==== DATA FOR ANALYSIS

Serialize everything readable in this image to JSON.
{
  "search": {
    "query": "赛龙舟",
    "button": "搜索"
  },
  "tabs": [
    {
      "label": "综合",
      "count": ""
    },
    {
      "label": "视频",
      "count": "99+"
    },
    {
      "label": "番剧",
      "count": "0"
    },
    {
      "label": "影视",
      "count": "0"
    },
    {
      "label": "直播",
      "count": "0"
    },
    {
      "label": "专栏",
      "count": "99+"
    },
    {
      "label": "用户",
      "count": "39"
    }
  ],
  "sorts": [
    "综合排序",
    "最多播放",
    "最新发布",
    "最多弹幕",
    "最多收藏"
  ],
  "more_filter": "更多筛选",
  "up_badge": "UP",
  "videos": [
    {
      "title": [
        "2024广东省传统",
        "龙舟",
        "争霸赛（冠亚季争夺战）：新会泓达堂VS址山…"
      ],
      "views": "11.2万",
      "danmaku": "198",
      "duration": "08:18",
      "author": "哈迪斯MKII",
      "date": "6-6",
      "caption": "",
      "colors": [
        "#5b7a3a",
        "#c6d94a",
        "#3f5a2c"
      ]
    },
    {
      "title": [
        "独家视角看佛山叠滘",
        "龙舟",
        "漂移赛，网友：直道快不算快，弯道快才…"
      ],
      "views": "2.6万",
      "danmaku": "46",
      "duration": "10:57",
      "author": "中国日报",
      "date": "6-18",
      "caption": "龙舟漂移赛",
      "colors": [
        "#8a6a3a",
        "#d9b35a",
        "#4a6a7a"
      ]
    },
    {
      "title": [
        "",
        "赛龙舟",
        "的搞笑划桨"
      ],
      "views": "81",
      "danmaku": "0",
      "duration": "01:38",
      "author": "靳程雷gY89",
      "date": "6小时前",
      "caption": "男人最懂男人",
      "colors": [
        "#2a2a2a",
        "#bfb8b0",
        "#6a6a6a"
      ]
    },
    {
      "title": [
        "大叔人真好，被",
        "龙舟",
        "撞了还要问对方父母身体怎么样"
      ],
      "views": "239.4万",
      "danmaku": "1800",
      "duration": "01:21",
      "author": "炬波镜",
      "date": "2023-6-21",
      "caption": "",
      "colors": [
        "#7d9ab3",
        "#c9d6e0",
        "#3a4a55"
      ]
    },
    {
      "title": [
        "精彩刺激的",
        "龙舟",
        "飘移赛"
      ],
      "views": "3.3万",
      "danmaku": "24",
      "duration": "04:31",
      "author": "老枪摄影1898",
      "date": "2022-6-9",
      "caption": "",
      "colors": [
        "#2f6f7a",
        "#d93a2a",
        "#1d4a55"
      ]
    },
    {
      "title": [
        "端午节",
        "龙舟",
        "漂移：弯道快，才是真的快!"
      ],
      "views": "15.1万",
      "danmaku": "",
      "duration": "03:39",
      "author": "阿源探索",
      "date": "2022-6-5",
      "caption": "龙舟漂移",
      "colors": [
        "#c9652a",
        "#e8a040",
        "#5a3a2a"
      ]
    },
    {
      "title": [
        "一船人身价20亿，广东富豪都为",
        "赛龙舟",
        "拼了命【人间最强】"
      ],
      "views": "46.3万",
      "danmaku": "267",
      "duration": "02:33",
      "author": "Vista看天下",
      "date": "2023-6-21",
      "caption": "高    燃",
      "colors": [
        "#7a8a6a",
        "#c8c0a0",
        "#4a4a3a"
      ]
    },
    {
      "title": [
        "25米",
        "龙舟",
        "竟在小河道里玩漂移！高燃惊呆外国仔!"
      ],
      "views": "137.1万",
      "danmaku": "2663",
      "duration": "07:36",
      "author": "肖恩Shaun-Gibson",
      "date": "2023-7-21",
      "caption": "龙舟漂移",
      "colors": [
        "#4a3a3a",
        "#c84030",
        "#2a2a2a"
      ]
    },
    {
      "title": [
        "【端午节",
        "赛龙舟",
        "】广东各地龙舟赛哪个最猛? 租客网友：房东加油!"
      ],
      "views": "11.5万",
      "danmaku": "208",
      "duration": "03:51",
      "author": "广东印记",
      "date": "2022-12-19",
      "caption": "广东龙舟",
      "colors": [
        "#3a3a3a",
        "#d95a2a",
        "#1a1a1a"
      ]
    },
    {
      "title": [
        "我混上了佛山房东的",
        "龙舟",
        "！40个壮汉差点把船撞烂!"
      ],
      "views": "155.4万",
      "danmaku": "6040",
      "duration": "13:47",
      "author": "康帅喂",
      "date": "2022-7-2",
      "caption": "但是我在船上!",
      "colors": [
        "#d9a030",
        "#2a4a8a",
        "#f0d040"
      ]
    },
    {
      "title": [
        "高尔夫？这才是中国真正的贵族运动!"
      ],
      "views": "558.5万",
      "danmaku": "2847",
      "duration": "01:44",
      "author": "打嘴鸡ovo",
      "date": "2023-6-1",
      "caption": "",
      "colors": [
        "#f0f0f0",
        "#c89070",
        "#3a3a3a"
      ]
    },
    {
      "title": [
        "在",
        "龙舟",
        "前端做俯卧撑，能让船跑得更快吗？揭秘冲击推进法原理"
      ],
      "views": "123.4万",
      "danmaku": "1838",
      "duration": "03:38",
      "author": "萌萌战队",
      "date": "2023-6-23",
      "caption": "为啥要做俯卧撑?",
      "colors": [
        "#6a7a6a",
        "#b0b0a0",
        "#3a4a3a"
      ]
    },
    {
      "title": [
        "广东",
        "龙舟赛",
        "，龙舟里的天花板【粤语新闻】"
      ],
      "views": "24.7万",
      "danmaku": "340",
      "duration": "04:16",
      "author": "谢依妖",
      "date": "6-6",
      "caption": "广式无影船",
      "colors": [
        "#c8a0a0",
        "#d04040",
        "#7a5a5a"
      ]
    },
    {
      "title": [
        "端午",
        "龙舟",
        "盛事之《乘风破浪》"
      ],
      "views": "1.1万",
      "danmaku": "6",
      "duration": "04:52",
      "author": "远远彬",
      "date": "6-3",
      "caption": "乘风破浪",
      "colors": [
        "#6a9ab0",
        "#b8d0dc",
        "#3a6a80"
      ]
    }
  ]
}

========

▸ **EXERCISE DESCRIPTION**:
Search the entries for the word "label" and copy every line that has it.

▸ **RESPONSE**:
      "label": "综合",
      "label": "视频",
      "label": "番剧",
      "label": "影视",
      "label": "直播",
      "label": "专栏",
      "label": "用户",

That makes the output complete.